"The inquiry is not rejected because character is irrelevant; on the contrary, it is said to weigh too much with the jury and to so overpersuade them as to prejudge one with a bad general record and deny him a fair opportunity to defend against a particular charge".
The decisive factor on that point in this case is that the government's proof did not stop with the introduction of this testimony. Later proof described what took place on April 22, 1963, when the appellant voluntarily made the trip to bootlegger Bennett's. There the conversation dealt squarely with the protection activities of that same Hammond who first went with the appellant to the sheriff's store and who then delivered the appellant's message to the state officer which resulted in the return of the automobile and the whiskey. Moreover, appellant was then and there talking directly with the same Kennington who lost the whiskey and then recovered it by "order" of the appellant. It might have been better trial practice for the government to have introduced the proof of what occurred on April 22, 1963 before presenting the testimony as to what happened on March 8, 1962. In any event, the case was submitted to the jury on all the proof and we do not find reversible error in this regard. Weiss v. United States, (5 Cir. 1941) 122 F.2d 675, cert. denied 314 U.S. 687, 62 S.Ct. 300, 86 L.Ed. 550 (1942), rehearing denied 314 U.S. 716, 62 S.Ct. 478, 86 L.Ed. 570 (1942).

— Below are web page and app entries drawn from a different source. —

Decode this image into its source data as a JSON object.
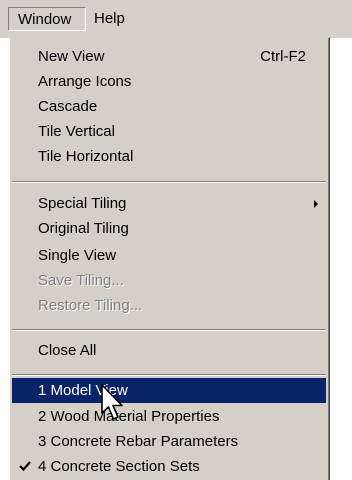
{
  "menubar": {
    "window_label": "Window",
    "help_label": "Help"
  },
  "window_menu": {
    "new_view": "New View",
    "new_view_shortcut": "Ctrl-F2",
    "arrange_icons": "Arrange Icons",
    "cascade": "Cascade",
    "tile_vertical": "Tile Vertical",
    "tile_horizontal": "Tile Horizontal",
    "special_tiling": "Special Tiling",
    "original_tiling": "Original Tiling",
    "single_view": "Single View",
    "save_tiling": "Save Tiling...",
    "restore_tiling": "Restore Tiling...",
    "close_all": "Close All",
    "windows": [
      {
        "label": "1 Model View",
        "selected": true,
        "checked": false
      },
      {
        "label": "2 Wood Material Properties",
        "selected": false,
        "checked": false
      },
      {
        "label": "3 Concrete Rebar Parameters",
        "selected": false,
        "checked": false
      },
      {
        "label": "4 Concrete Section Sets",
        "selected": false,
        "checked": true
      }
    ]
  },
  "icons": {
    "submenu": "submenu-arrow-icon",
    "check": "check-icon",
    "cursor": "mouse-cursor-icon"
  },
  "colors": {
    "menu_bg": "#d4d0c8",
    "highlight_bg": "#0a246a",
    "highlight_text": "#ffffff",
    "disabled_text": "#808080"
  }
}
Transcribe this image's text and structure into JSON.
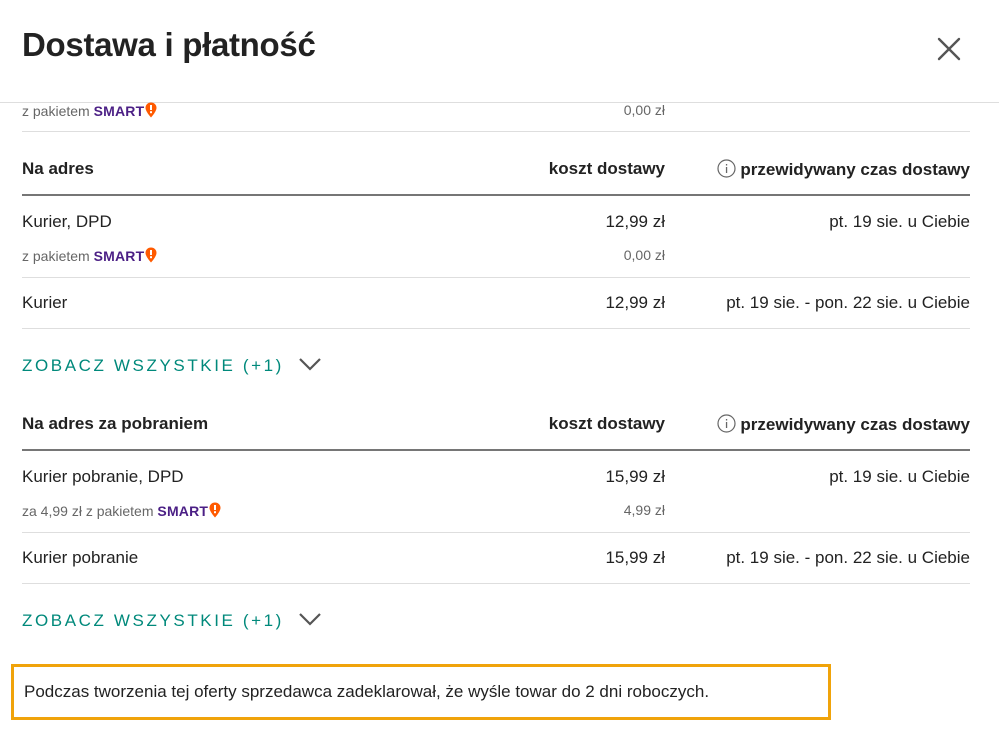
{
  "dialog": {
    "title": "Dostawa i płatność"
  },
  "top_partial": {
    "smart_prefix": "z pakietem",
    "smart_brand": "SMART",
    "cost": "0,00 zł"
  },
  "sections": [
    {
      "header": "Na adres",
      "cost_header": "koszt dostawy",
      "time_header": "przewidywany czas dostawy",
      "options": [
        {
          "name": "Kurier, DPD",
          "cost": "12,99 zł",
          "time": "pt. 19 sie. u Ciebie",
          "smart_prefix": "z pakietem",
          "smart_brand": "SMART",
          "smart_cost": "0,00 zł"
        },
        {
          "name": "Kurier",
          "cost": "12,99 zł",
          "time": "pt. 19 sie. - pon. 22 sie. u Ciebie"
        }
      ],
      "see_all": "ZOBACZ WSZYSTKIE (+1)"
    },
    {
      "header": "Na adres za pobraniem",
      "cost_header": "koszt dostawy",
      "time_header": "przewidywany czas dostawy",
      "options": [
        {
          "name": "Kurier pobranie, DPD",
          "cost": "15,99 zł",
          "time": "pt. 19 sie. u Ciebie",
          "smart_prefix": "za 4,99 zł z pakietem",
          "smart_brand": "SMART",
          "smart_cost": "4,99 zł"
        },
        {
          "name": "Kurier pobranie",
          "cost": "15,99 zł",
          "time": "pt. 19 sie. - pon. 22 sie. u Ciebie"
        }
      ],
      "see_all": "ZOBACZ WSZYSTKIE (+1)"
    }
  ],
  "note": "Podczas tworzenia tej oferty sprzedawca zadeklarował, że wyśle towar do 2 dni roboczych.",
  "colors": {
    "accent_link": "#00897b",
    "smart_purple": "#4b1f85",
    "smart_orange": "#ff5a00",
    "note_border": "#f0a30a"
  },
  "icons": {
    "close": "close-icon",
    "info": "info-icon",
    "chevron": "chevron-down-icon",
    "smart_badge": "smart-pin-icon"
  }
}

We note the decision of this court in Roe v. United States, (5 Cir. 1963) 316 F.2d 617, 623, in which it was said:
"For the law must protect against the human tendency to conclude that birds, like words, are frequently judged by the company they keep — noscitur ex socio. But despite the adverse implications — often spectacular and occasionally inflammatory — from proof showing commission of some crime other than the one being tried, the law does not accord an automatic immunity from such evidence. Care must, of course, be taken to keep such evidence in proper bounds. If it has no connection with any elements of the offense being tried, it may not be introduced merely to cast the defendant in a bad light. In the words of Judge Hutcheson, it may not be used merely to `give a dog an ill name and hang him'. Olinger v. Commissioner, 5 Cir. 1956, 234 F.2d 823, 824; Goldberg v. Commissioner, 5 Cir. 1956, 239 F.2d 316, 321. But it is essentially a question of relevance. And it is now clear that evidence that is relevant to prove one crime does not become inadmissible because it also proved another."
Able counsel for the appellant have striven most diligently in his behalf. In addition to the points already disposed of they complain of certain instructions to the jury and the failure to give others. A careful reading of the charge reveals no reversibly prejudicial inclusion or omission. The other specifications of error have been duly considered but cannot be sustained.
The judgment of the District Court is Affirmed.
After this opinion had been written but not published the Supreme Court granted certiorari in Osborn v. United States. Since Lopez v. United States appeared to be directly involved, we withheld further action pending the Supreme Court decision. That decision, rendered December 12, 1966, prompts no change in the views already agreed upon and herein expressed, Osborn v. United States, 385 U.S. 323, 87 S.Ct. 429, 439, 17 L.Ed.2d 394